Twenty years later, the mayor of Vancouver has declared Sept. 3 – 10 Dr. Peter week, and the diarist is being remembered as a national hero. David is currently working on a new series of diaries that will allow a new generation to talk about how the disease affects their lives today.

But as we remember Dr. Peter, let’s not forget how much further we have to go.

Photo from the Dr. Peter AIDS Foundation website


• UBC Alumni screening of The Broadcast Tapes of Dr. Peter, Thursday Sept. 9 at 6 p.m. at the CBC Studios, 700 Hamilton St.

• 20th anniversary screening of The Broadcast Tapes of Dr. Peter, Friday Sept. 10 at 6 p.m. at the CBC Studios, 700 Hamilton St.

• Passions: A Benefit for the Dr. Peter AIDS Foundation, Sunday Sept. 19 from 6 p.m. to 9 p.m. at the Dr. Peter Centre, 1110 Comox St.

Quest toward a new kind of university

"Squamish Chief" by Flickr user BigA888

I’m not going to lie, I originally signed up for an autumn weekend in Squamish, B.C. because, well … have you ever seen  pictures of Squamish, B.C.? It’s I-must-be-hallucinating stunning out there.

But scenery aside, the real point is that a small group of Green College residents (myself included) will venture up to Squamish on October 1st to meet Quest University‘s first graduating class.

In case your eyebrow just shot up, no worries, I had never heard of Quest University before today. More importantly, I’d never heard of a Canadian post-secondary school like Quest either.

Turns out it’s Canada’s very first independent, not-for-profit, nonsectarian university of the liberal arts and sciences.

It offers only one degree, a Bachelors of Arts and Sciences, and has been specifically designed to challenge the mass model (or diploma factory) style that many universities employ. (And the only kind I’ve ever attended, by the by.)

Quest undergrad students have had 20 person classes for their entire post-secondary career. I didn’t have classes that small in my fourth year seminars at York University. They also focus on one topic area at a time instead of balancing five different courses every semester.

We’re going to talk to Quest students about “interdisciplinary pathways inside and outside the academy,” as Green College principal Mark Vessey so eloquently put it. We’re also going to eat, hike and hang with them. I kind of wonder what the catch is, seriously.

“Quest U is a radical experiment in post-secondary education, not without affinities with Green College,” Vessey explained in an email invite. It was founded in 2002 by former University of British Columbia president Dr. David Strangway, who was also one of the founders of Green College.

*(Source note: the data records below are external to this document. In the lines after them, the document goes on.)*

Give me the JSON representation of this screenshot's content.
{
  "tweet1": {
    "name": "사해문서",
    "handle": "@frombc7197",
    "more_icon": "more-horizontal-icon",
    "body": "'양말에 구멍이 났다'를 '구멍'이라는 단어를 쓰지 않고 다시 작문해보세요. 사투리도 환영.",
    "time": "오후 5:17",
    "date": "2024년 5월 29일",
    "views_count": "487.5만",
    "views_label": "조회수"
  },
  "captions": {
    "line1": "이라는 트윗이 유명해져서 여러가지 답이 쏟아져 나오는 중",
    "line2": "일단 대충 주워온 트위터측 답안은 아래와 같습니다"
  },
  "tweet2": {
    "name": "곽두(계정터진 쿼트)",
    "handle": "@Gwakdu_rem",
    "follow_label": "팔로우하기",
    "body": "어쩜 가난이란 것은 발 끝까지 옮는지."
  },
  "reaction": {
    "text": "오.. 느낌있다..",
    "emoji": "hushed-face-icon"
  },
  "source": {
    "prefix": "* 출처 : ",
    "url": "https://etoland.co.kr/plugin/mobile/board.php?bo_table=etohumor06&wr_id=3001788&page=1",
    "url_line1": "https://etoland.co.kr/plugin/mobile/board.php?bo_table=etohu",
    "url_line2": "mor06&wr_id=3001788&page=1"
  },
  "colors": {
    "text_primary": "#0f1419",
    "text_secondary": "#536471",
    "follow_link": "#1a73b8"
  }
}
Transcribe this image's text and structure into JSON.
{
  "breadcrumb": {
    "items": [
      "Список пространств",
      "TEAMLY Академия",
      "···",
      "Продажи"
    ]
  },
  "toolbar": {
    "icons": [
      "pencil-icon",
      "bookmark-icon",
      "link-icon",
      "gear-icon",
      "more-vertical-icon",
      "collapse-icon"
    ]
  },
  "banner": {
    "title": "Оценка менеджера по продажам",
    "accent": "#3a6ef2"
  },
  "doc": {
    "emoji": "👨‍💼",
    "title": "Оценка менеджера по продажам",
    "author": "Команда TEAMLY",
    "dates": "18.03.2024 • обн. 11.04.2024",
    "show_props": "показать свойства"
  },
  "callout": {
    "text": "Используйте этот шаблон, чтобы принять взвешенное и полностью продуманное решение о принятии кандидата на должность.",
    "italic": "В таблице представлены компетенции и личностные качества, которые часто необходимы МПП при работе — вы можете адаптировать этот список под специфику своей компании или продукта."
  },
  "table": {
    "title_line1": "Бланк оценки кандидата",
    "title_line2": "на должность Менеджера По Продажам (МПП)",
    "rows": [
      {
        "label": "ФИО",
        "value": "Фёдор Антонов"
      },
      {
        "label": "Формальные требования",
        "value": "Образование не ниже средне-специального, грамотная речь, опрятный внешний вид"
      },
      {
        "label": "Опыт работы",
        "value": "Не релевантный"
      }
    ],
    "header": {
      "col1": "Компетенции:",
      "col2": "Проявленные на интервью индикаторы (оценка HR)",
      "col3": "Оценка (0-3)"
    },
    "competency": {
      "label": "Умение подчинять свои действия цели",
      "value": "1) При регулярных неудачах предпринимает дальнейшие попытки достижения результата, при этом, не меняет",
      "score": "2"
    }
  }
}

As a member of the mass-educated crew, I’m excited to spend some time with students who have never made “just a number” jokes or devoted expletive-laden Facebook groups to hating their school.

Are they mountain-top flower children or trail-blazing academics? Stay tuned…

Check out the comments below for a bit of nuance!